All round musician, bandleader, DJ, promoter, talent scout, song-writer, label owner and producer, he found time to become a TV host, preacher, politician, author and organic farmer. He also crossed the colour-line at a time when that was very rare.
The ambitious Greek teenager from Vallejo CA, born John Alexandres Veliotes in 1921, changed his name to the ‘blacker sounding’ Otis when he played drums for various swing-bands around the Bay Area. Advised by Nat King Cole to move to LA in 1945, he soon formed his own band. Their ‘Harlem Nocturne’ was a national hit which got them a stint at The Apollo in NY, but Johnny realised that big bands had had their day, and R&B was the future. He became a pioneer of the West Coast sound of up-tempo, piano based dance music.
Johnny and The Three Tons of Joy perform ‘Willie and the Hand-Jive’ for American TV;

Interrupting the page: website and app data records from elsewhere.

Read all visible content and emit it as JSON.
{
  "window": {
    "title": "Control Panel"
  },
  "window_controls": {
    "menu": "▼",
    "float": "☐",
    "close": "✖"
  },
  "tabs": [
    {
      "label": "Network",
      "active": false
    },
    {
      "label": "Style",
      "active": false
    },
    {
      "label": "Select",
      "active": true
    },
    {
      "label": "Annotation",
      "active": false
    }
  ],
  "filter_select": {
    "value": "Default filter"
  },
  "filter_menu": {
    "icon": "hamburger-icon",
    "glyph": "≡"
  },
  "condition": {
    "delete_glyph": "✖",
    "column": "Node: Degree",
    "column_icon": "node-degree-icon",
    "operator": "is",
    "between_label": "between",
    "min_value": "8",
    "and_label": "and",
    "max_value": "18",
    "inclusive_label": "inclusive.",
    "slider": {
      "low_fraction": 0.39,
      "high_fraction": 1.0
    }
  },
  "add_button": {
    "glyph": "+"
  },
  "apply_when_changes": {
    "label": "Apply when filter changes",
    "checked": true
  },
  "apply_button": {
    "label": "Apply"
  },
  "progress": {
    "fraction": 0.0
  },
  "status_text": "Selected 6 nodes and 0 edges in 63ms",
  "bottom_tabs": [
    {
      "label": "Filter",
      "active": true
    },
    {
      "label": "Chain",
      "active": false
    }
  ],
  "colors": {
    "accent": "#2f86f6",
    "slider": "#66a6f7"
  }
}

Johnny was also working as a radio DJ in LA, and later hosted a TV variety show. He set up Dig Records, which became the vehicle for more of the talented performers Johnny brought to the public, as well as for his own output.
His son, Shuggie Otis developed into a respected Blues guitarist in Johnny’s Show which toured incessantly. In 1968 Johnny wrote ‘Listen to the Lambs’, a book which used the Watts riots of 1965 as the scenario to compose his thoughts on politics and music. He later worked as Chief of Staff to the black State Senator Mervyn Dynally, and joined the LA County Democratic Committee. He stood for election to the California Senate, and probably would have been elected, but the ballot paper listed his official name, and he had campaigned under his stage name. Johnny identified strongly with the black community, writing, “As a kid I decided that if our society dictated that one had to be black or white, I would be black”.
Johnny co-wrote and produced ‘Roll With Me, Henry’ with Etta James;
[stextbox id=”custom” caption=”Johnny Otis Discography” float=”true” align=”left” width=”300″]Johnny had a huge impact on R&B, as a producer and mentor just as much as a bandleader and recording artist. His own hit records were great fun and his work with other singers produced some classic West-coast sounds.
MIDNIGHT AT THE BARRELHOUSE
[/stextbox]The Johnny Otis Show took a back seat for a while, but Frank Zappa was a fan (his ‘Trouble Every Day’ on the Watts riots quotes, “I’m not black, but there’s a whole lotta times I wish I could say I’m not white!”) and he encouraged Johnny to get back to music. His Cold Shot album featured ‘adult material’ and this ‘proto-gansta’ effort proved that he was still full of ideas. The Johnny Otis Show continued to tour and record for many more years. In 1978, Johnny became Pastor of the Landmark Church in South Central LA. In 1990, he and his wife Phyllis moved to Northern California to grow organic fruit, but he continued to work as a radio DJ and played many Festivals with his long-running Johnny Otis Show.
Johnny Otis died in 2012, two days before his greatest protegée, Etta James.